— EXERCISE OBJECTIVE —
Search the data for the string "Mijn" and gather each line it is in.
Segment Start: DATA FOR PROCESSING
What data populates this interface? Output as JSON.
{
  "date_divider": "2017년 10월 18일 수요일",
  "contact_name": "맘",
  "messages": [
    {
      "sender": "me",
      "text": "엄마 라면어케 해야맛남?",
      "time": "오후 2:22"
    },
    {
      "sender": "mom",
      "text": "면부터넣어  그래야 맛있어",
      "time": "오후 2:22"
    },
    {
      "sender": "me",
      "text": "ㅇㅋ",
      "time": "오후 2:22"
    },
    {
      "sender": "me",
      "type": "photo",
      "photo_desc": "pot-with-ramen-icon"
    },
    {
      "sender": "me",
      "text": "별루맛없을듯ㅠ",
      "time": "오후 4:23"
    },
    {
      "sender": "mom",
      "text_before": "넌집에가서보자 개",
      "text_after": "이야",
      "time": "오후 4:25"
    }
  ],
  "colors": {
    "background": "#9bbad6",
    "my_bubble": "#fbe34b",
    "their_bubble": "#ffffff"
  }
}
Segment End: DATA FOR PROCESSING
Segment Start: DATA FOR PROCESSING
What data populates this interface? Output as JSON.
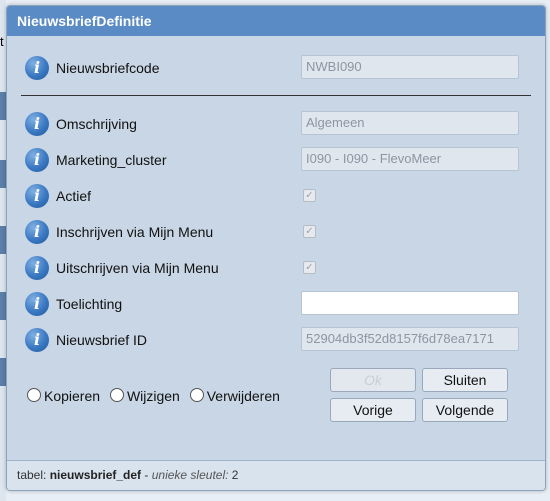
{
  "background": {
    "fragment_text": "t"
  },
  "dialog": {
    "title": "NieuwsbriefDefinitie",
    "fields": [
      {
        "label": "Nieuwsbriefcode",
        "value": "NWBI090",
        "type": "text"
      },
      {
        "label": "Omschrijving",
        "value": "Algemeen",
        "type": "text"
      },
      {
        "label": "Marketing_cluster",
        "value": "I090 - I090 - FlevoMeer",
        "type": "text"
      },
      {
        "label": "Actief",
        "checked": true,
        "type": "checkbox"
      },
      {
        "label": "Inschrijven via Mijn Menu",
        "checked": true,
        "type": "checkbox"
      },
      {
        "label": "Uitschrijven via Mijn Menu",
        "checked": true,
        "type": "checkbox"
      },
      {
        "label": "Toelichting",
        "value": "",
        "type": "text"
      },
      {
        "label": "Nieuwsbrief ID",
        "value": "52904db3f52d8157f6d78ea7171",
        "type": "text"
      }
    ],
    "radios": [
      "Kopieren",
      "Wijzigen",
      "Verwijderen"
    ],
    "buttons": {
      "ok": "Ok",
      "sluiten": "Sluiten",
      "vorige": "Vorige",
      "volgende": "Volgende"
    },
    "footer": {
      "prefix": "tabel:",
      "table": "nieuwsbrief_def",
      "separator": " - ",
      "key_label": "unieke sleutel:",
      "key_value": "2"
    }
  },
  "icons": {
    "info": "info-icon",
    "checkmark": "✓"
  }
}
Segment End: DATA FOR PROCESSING
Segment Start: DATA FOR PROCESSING
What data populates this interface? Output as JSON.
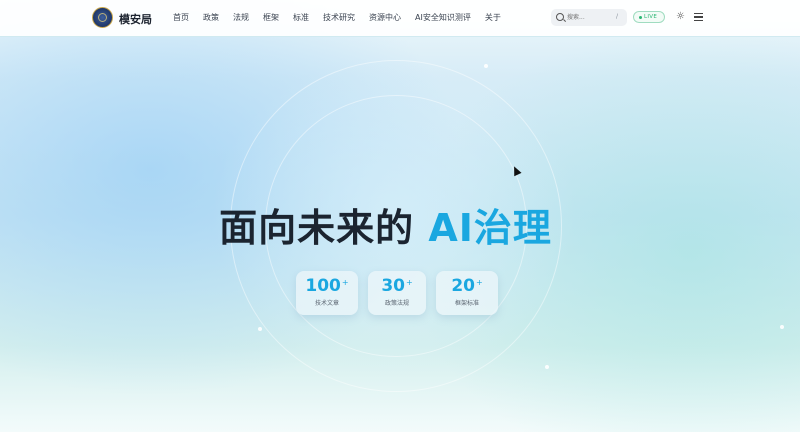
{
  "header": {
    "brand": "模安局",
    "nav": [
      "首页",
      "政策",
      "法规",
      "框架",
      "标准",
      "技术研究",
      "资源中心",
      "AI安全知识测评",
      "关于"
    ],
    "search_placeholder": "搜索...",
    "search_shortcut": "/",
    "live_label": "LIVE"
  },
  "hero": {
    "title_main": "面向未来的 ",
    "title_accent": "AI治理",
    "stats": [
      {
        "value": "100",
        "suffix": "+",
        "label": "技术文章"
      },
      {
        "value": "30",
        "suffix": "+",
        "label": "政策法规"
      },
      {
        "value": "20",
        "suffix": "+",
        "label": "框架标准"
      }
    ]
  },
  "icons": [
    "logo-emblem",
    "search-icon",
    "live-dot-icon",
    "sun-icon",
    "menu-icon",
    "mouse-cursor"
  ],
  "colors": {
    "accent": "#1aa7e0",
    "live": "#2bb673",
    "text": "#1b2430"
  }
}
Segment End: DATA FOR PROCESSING
— RESULT OF THIS TASK —
        "label": "Inschrijven via Mijn Menu",
        "label": "Uitschrijven via Mijn Menu",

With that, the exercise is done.